Write an exact copy of the entries below that leaves out all pictures.

* * *

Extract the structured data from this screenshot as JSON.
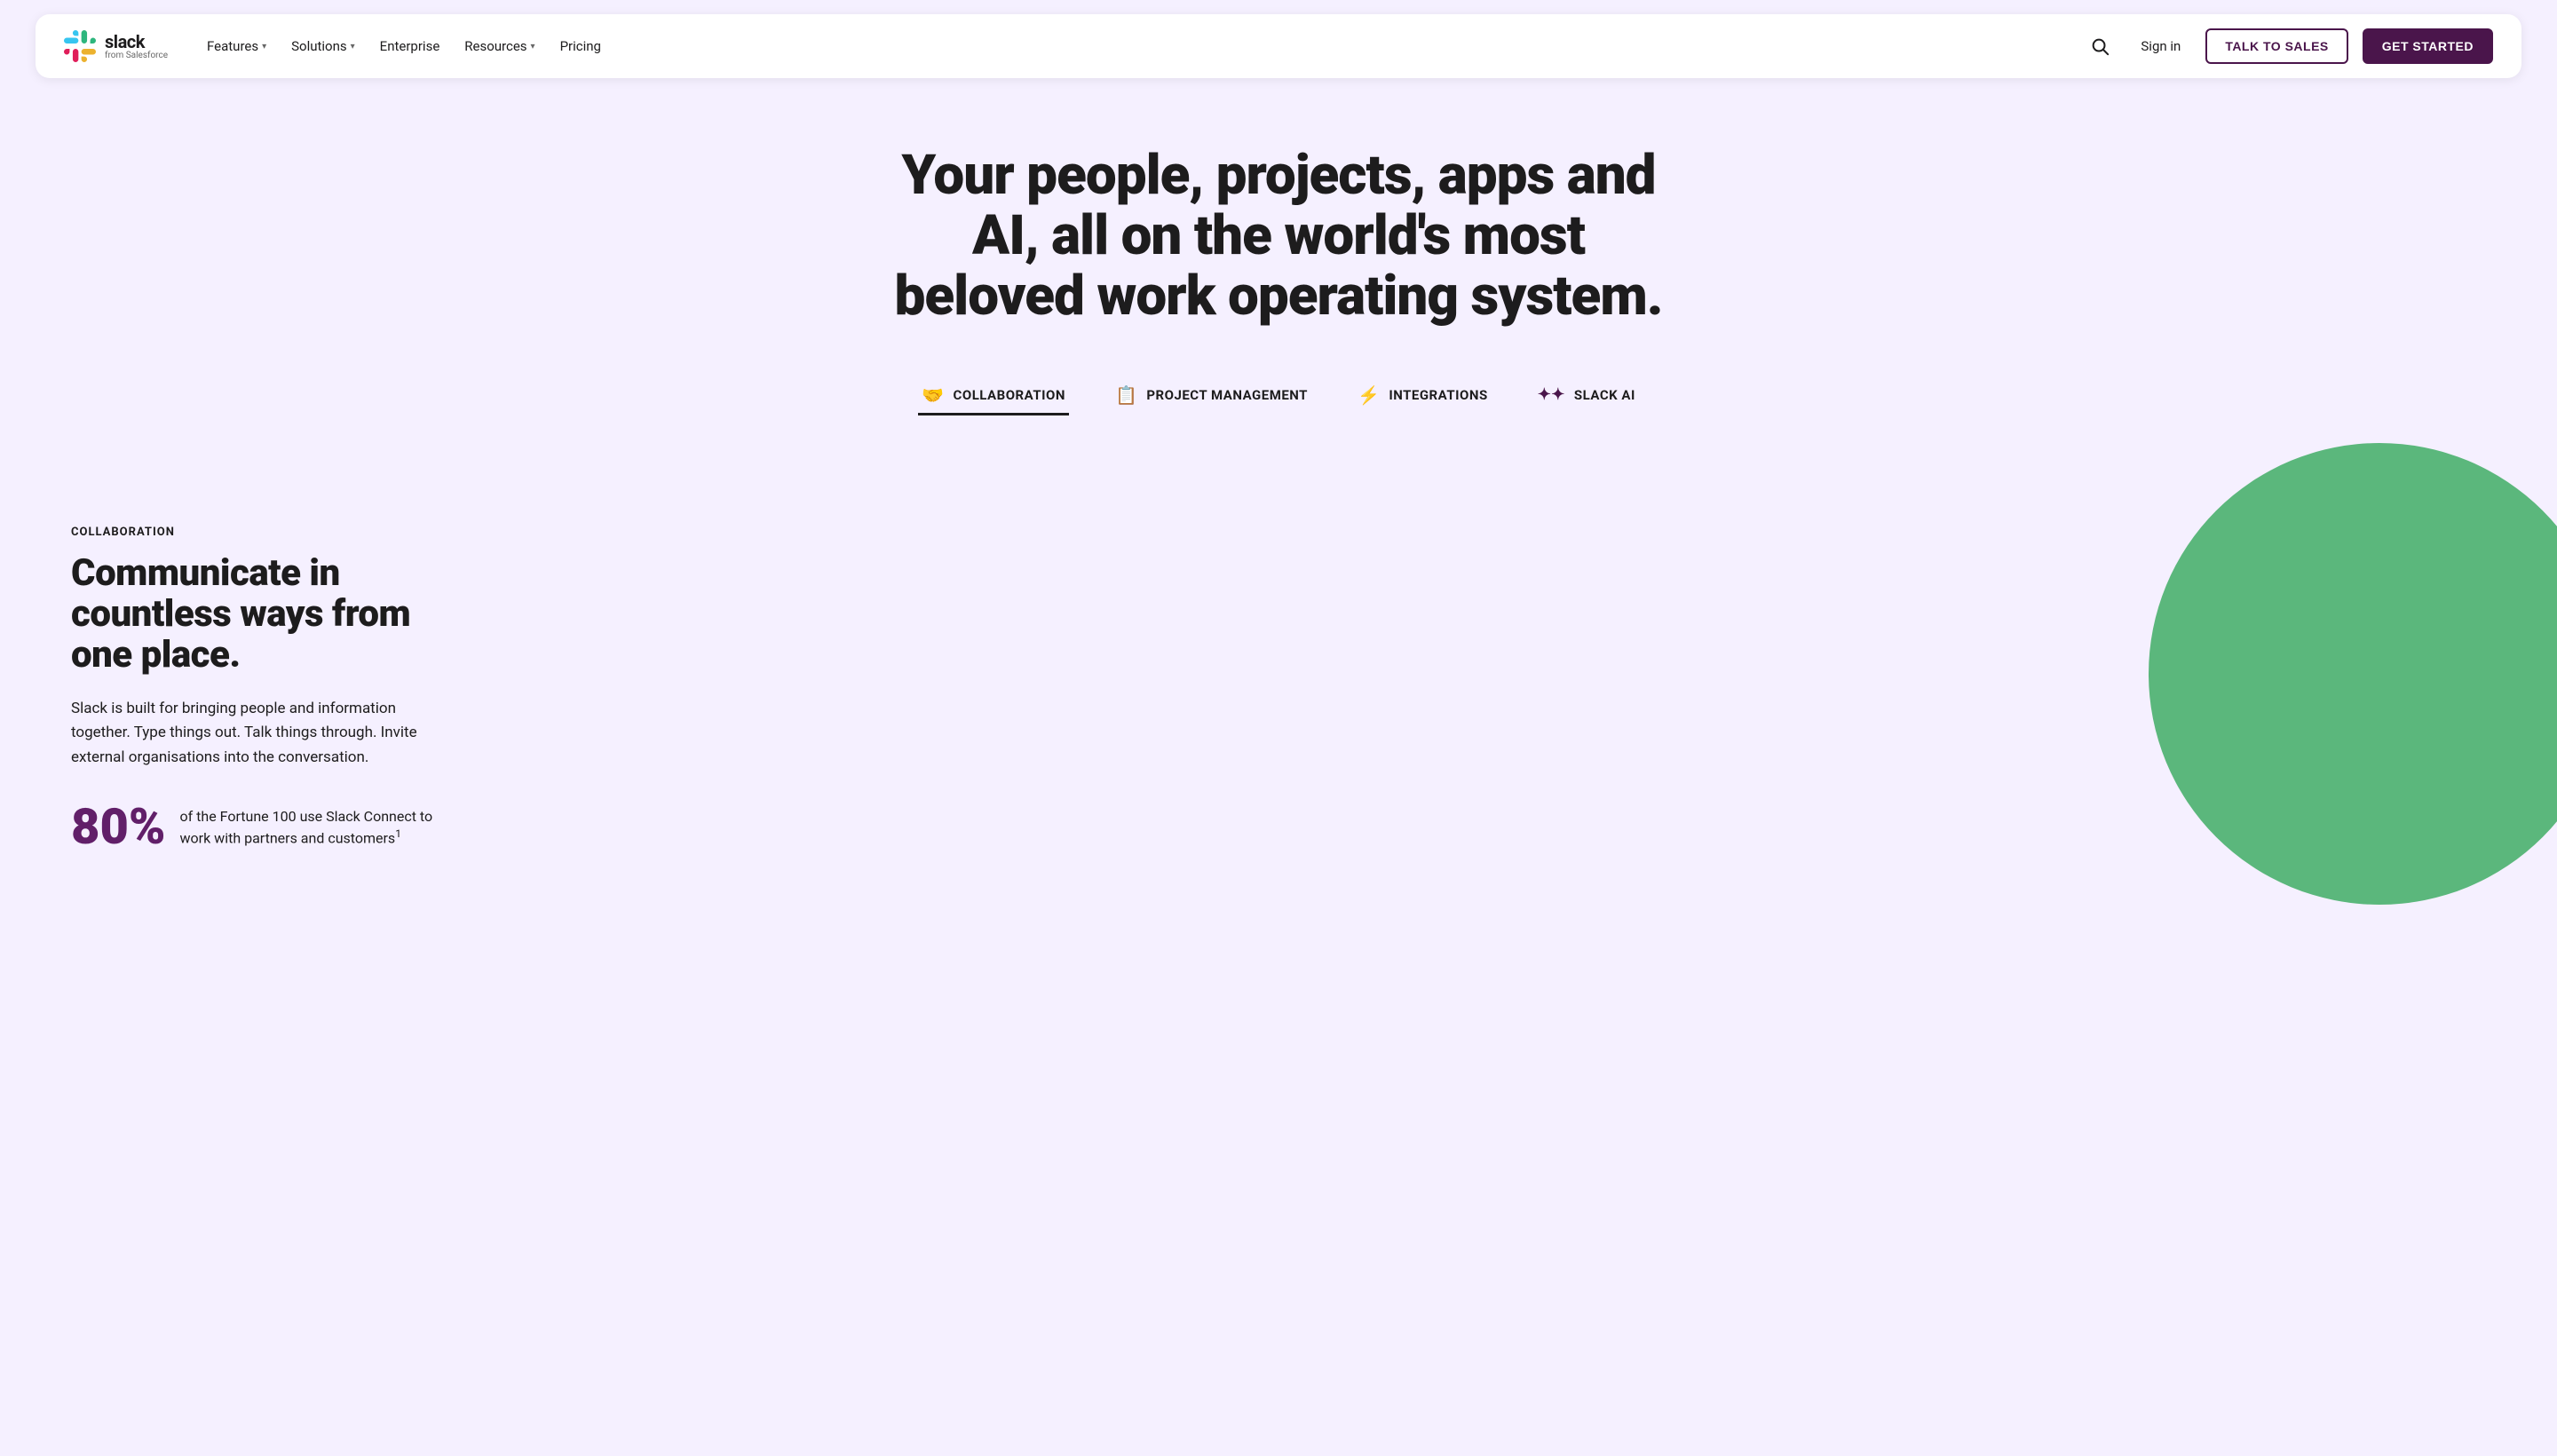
{
  "nav": {
    "logo_alt": "Slack from Salesforce",
    "slack_text": "slack",
    "from_text": "from Salesforce",
    "links": [
      {
        "label": "Features",
        "has_dropdown": true
      },
      {
        "label": "Solutions",
        "has_dropdown": true
      },
      {
        "label": "Enterprise",
        "has_dropdown": false
      },
      {
        "label": "Resources",
        "has_dropdown": true
      },
      {
        "label": "Pricing",
        "has_dropdown": false
      }
    ],
    "sign_in": "Sign in",
    "talk_to_sales": "TALK TO SALES",
    "get_started": "GET STARTED"
  },
  "hero": {
    "title": "Your people, projects, apps and AI, all on the world's most beloved work operating system."
  },
  "feature_tabs": [
    {
      "id": "collaboration",
      "label": "COLLABORATION",
      "icon": "hand"
    },
    {
      "id": "project_management",
      "label": "PROJECT MANAGEMENT",
      "icon": "clipboard"
    },
    {
      "id": "integrations",
      "label": "INTEGRATIONS",
      "icon": "lightning"
    },
    {
      "id": "slack_ai",
      "label": "SLACK AI",
      "icon": "sparkles"
    }
  ],
  "collaboration_section": {
    "label": "COLLABORATION",
    "heading": "Communicate in countless ways from one place.",
    "body": "Slack is built for bringing people and information together. Type things out. Talk things through. Invite external organisations into the conversation.",
    "stat": {
      "number": "80%",
      "description": "of the Fortune 100 use Slack Connect to work with partners and customers",
      "superscript": "1"
    }
  },
  "colors": {
    "accent_purple": "#4a154b",
    "accent_purple_light": "#611f69",
    "green_circle": "#5bb77c",
    "background": "#f5f0ff"
  }
}
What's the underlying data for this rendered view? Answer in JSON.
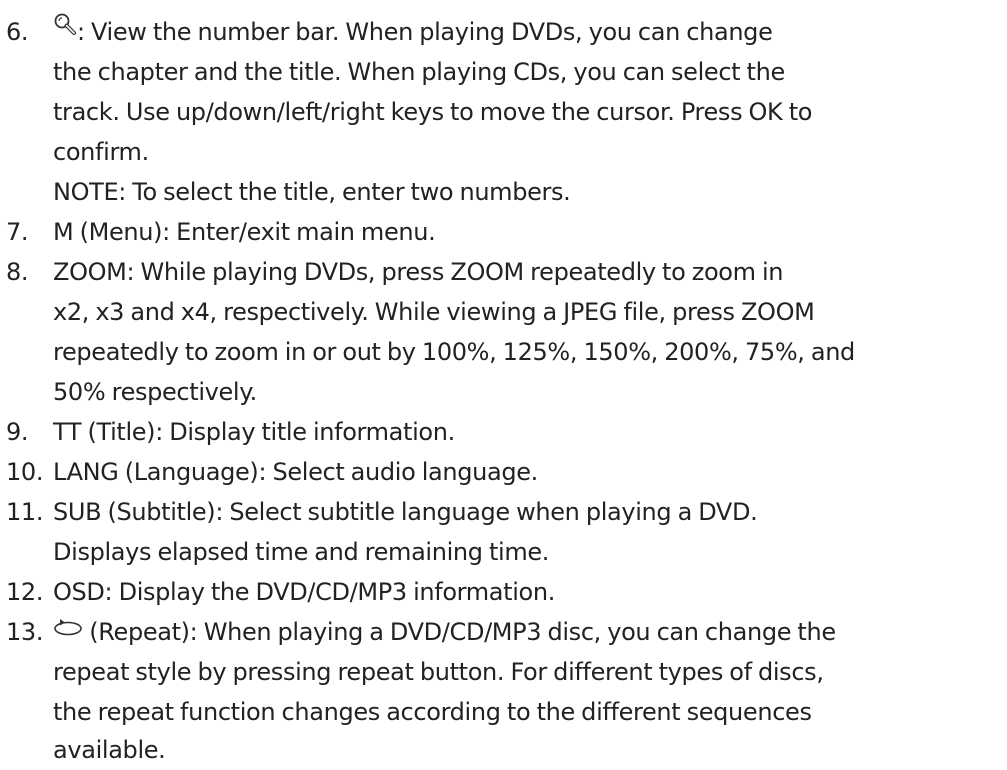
{
  "items": [
    {
      "number": "6.",
      "icon": "magnifier-search-icon",
      "lines": [
        ": View the number bar. When playing DVDs, you can change",
        "the chapter and the title. When playing CDs, you can select the",
        "track. Use up/down/left/right keys to move the cursor. Press OK to",
        "confirm.",
        "NOTE: To select the title, enter two numbers."
      ]
    },
    {
      "number": "7.",
      "lines": [
        "M (Menu): Enter/exit main menu."
      ]
    },
    {
      "number": "8.",
      "lines": [
        "ZOOM: While playing DVDs, press ZOOM repeatedly to zoom in",
        "x2, x3 and x4, respectively. While viewing a JPEG file, press ZOOM",
        "repeatedly to zoom in or out by 100%, 125%, 150%, 200%, 75%, and",
        "50% respectively."
      ]
    },
    {
      "number": "9.",
      "lines": [
        "TT (Title): Display title information."
      ]
    },
    {
      "number": "10.",
      "lines": [
        "LANG (Language): Select audio language."
      ]
    },
    {
      "number": "11.",
      "lines": [
        "SUB (Subtitle): Select subtitle language when playing a DVD.",
        "Displays elapsed time and remaining time."
      ]
    },
    {
      "number": "12.",
      "lines": [
        "OSD: Display the DVD/CD/MP3 information."
      ]
    },
    {
      "number": "13.",
      "icon": "repeat-icon",
      "lines": [
        " (Repeat): When playing a DVD/CD/MP3 disc, you can change the",
        "repeat style by pressing repeat button. For different types of discs,",
        "the repeat function changes according to the different sequences",
        "available."
      ]
    }
  ]
}
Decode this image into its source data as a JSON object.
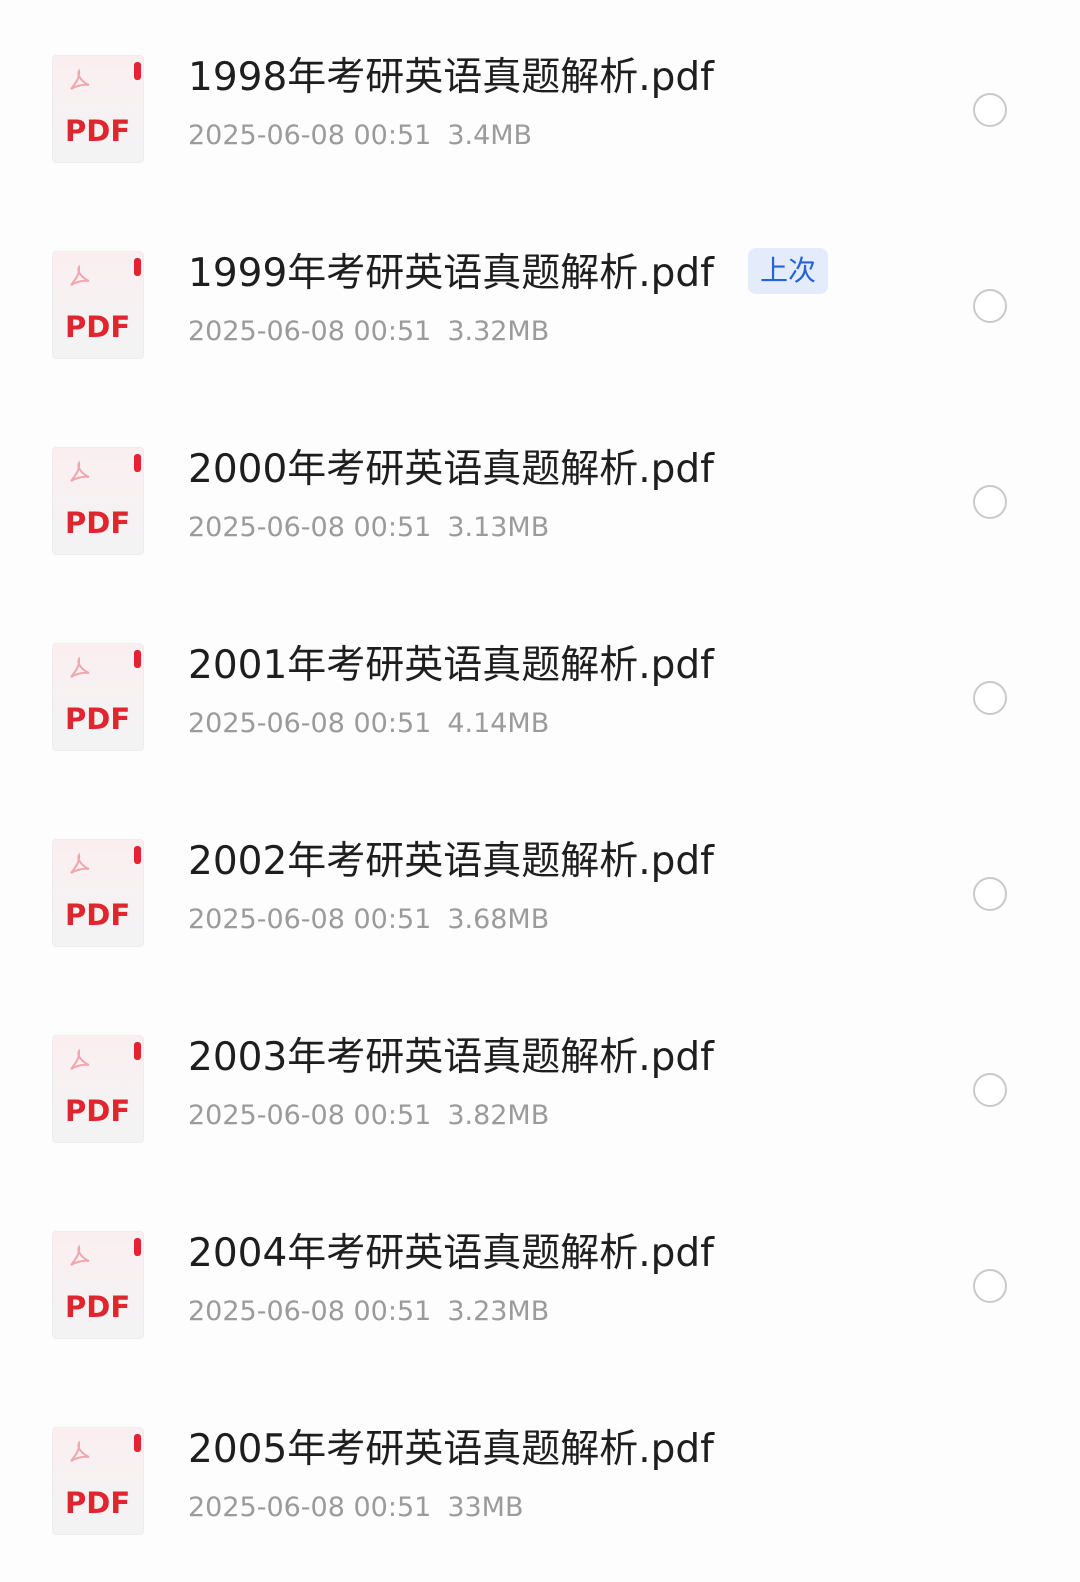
{
  "files": [
    {
      "name": "1998年考研英语真题解析.pdf",
      "date": "2025-06-08 00:51",
      "size": "3.4MB",
      "icon": "pdf-file-icon",
      "icon_label": "PDF",
      "badge": ""
    },
    {
      "name": "1999年考研英语真题解析.pdf",
      "date": "2025-06-08 00:51",
      "size": "3.32MB",
      "icon": "pdf-file-icon",
      "icon_label": "PDF",
      "badge": "上次"
    },
    {
      "name": "2000年考研英语真题解析.pdf",
      "date": "2025-06-08 00:51",
      "size": "3.13MB",
      "icon": "pdf-file-icon",
      "icon_label": "PDF",
      "badge": ""
    },
    {
      "name": "2001年考研英语真题解析.pdf",
      "date": "2025-06-08 00:51",
      "size": "4.14MB",
      "icon": "pdf-file-icon",
      "icon_label": "PDF",
      "badge": ""
    },
    {
      "name": "2002年考研英语真题解析.pdf",
      "date": "2025-06-08 00:51",
      "size": "3.68MB",
      "icon": "pdf-file-icon",
      "icon_label": "PDF",
      "badge": ""
    },
    {
      "name": "2003年考研英语真题解析.pdf",
      "date": "2025-06-08 00:51",
      "size": "3.82MB",
      "icon": "pdf-file-icon",
      "icon_label": "PDF",
      "badge": ""
    },
    {
      "name": "2004年考研英语真题解析.pdf",
      "date": "2025-06-08 00:51",
      "size": "3.23MB",
      "icon": "pdf-file-icon",
      "icon_label": "PDF",
      "badge": ""
    },
    {
      "name": "2005年考研英语真题解析.pdf",
      "date": "2025-06-08 00:51",
      "size": "33MB",
      "icon": "pdf-file-icon",
      "icon_label": "PDF",
      "badge": ""
    }
  ],
  "colors": {
    "pdf_red": "#e0252f",
    "badge_bg": "#e4ecfc",
    "badge_text": "#2365d8",
    "meta_text": "#9b9b9b",
    "title_text": "#1e1e1e"
  }
}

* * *

## Final answer
Extract the structured data from this screenshot as JSON.
{
  "nav": {
    "logo_alt": "Slack from Salesforce",
    "slack_text": "slack",
    "from_text": "from Salesforce",
    "links": [
      {
        "label": "Features",
        "has_dropdown": true
      },
      {
        "label": "Solutions",
        "has_dropdown": true
      },
      {
        "label": "Enterprise",
        "has_dropdown": false
      },
      {
        "label": "Resources",
        "has_dropdown": true
      },
      {
        "label": "Pricing",
        "has_dropdown": false
      }
    ],
    "sign_in": "Sign in",
    "talk_to_sales": "TALK TO SALES",
    "get_started": "GET STARTED"
  },
  "hero": {
    "title": "Your people, projects, apps and AI, all on the world's most beloved work operating system."
  },
  "feature_tabs": [
    {
      "id": "collaboration",
      "label": "COLLABORATION",
      "icon": "hand"
    },
    {
      "id": "project_management",
      "label": "PROJECT MANAGEMENT",
      "icon": "clipboard"
    },
    {
      "id": "integrations",
      "label": "INTEGRATIONS",
      "icon": "lightning"
    },
    {
      "id": "slack_ai",
      "label": "SLACK AI",
      "icon": "sparkles"
    }
  ],
  "collaboration_section": {
    "label": "COLLABORATION",
    "heading": "Communicate in countless ways from one place.",
    "body": "Slack is built for bringing people and information together. Type things out. Talk things through. Invite external organisations into the conversation.",
    "stat": {
      "number": "80%",
      "description": "of the Fortune 100 use Slack Connect to work with partners and customers",
      "superscript": "1"
    }
  },
  "colors": {
    "accent_purple": "#4a154b",
    "accent_purple_light": "#611f69",
    "green_circle": "#5bb77c",
    "background": "#f5f0ff"
  }
}
What's the underlying data for this rendered view? Answer in JSON.
{
  "items": [
    {
      "number": "6.",
      "icon": "magnifier-search-icon",
      "lines": [
        ": View the number bar. When playing DVDs, you can change",
        "the chapter and the title. When playing CDs, you can select the",
        "track. Use up/down/left/right keys to move the cursor. Press OK to",
        "confirm.",
        "NOTE: To select the title, enter two numbers."
      ]
    },
    {
      "number": "7.",
      "lines": [
        "M (Menu): Enter/exit main menu."
      ]
    },
    {
      "number": "8.",
      "lines": [
        "ZOOM: While playing DVDs, press ZOOM repeatedly to zoom in",
        "x2, x3 and x4, respectively. While viewing a JPEG file, press ZOOM",
        "repeatedly to zoom in or out by 100%, 125%, 150%, 200%, 75%, and",
        "50% respectively."
      ]
    },
    {
      "number": "9.",
      "lines": [
        "TT (Title): Display title information."
      ]
    },
    {
      "number": "10.",
      "lines": [
        "LANG (Language): Select audio language."
      ]
    },
    {
      "number": "11.",
      "lines": [
        "SUB (Subtitle): Select subtitle language when playing a DVD.",
        "Displays elapsed time and remaining time."
      ]
    },
    {
      "number": "12.",
      "lines": [
        "OSD: Display the DVD/CD/MP3 information."
      ]
    },
    {
      "number": "13.",
      "icon": "repeat-icon",
      "lines": [
        " (Repeat): When playing a DVD/CD/MP3 disc, you can change the",
        "repeat style by pressing repeat button. For different types of discs,",
        "the repeat function changes according to the different sequences",
        "available."
      ]
    }
  ]
}
Decode this image into its source data as a JSON object.
{
  "files": [
    {
      "name": "1998年考研英语真题解析.pdf",
      "date": "2025-06-08 00:51",
      "size": "3.4MB",
      "icon": "pdf-file-icon",
      "icon_label": "PDF",
      "badge": ""
    },
    {
      "name": "1999年考研英语真题解析.pdf",
      "date": "2025-06-08 00:51",
      "size": "3.32MB",
      "icon": "pdf-file-icon",
      "icon_label": "PDF",
      "badge": "上次"
    },
    {
      "name": "2000年考研英语真题解析.pdf",
      "date": "2025-06-08 00:51",
      "size": "3.13MB",
      "icon": "pdf-file-icon",
      "icon_label": "PDF",
      "badge": ""
    },
    {
      "name": "2001年考研英语真题解析.pdf",
      "date": "2025-06-08 00:51",
      "size": "4.14MB",
      "icon": "pdf-file-icon",
      "icon_label": "PDF",
      "badge": ""
    },
    {
      "name": "2002年考研英语真题解析.pdf",
      "date": "2025-06-08 00:51",
      "size": "3.68MB",
      "icon": "pdf-file-icon",
      "icon_label": "PDF",
      "badge": ""
    },
    {
      "name": "2003年考研英语真题解析.pdf",
      "date": "2025-06-08 00:51",
      "size": "3.82MB",
      "icon": "pdf-file-icon",
      "icon_label": "PDF",
      "badge": ""
    },
    {
      "name": "2004年考研英语真题解析.pdf",
      "date": "2025-06-08 00:51",
      "size": "3.23MB",
      "icon": "pdf-file-icon",
      "icon_label": "PDF",
      "badge": ""
    },
    {
      "name": "2005年考研英语真题解析.pdf",
      "date": "2025-06-08 00:51",
      "size": "33MB",
      "icon": "pdf-file-icon",
      "icon_label": "PDF",
      "badge": ""
    }
  ],
  "colors": {
    "pdf_red": "#e0252f",
    "badge_bg": "#e4ecfc",
    "badge_text": "#2365d8",
    "meta_text": "#9b9b9b",
    "title_text": "#1e1e1e"
  }
}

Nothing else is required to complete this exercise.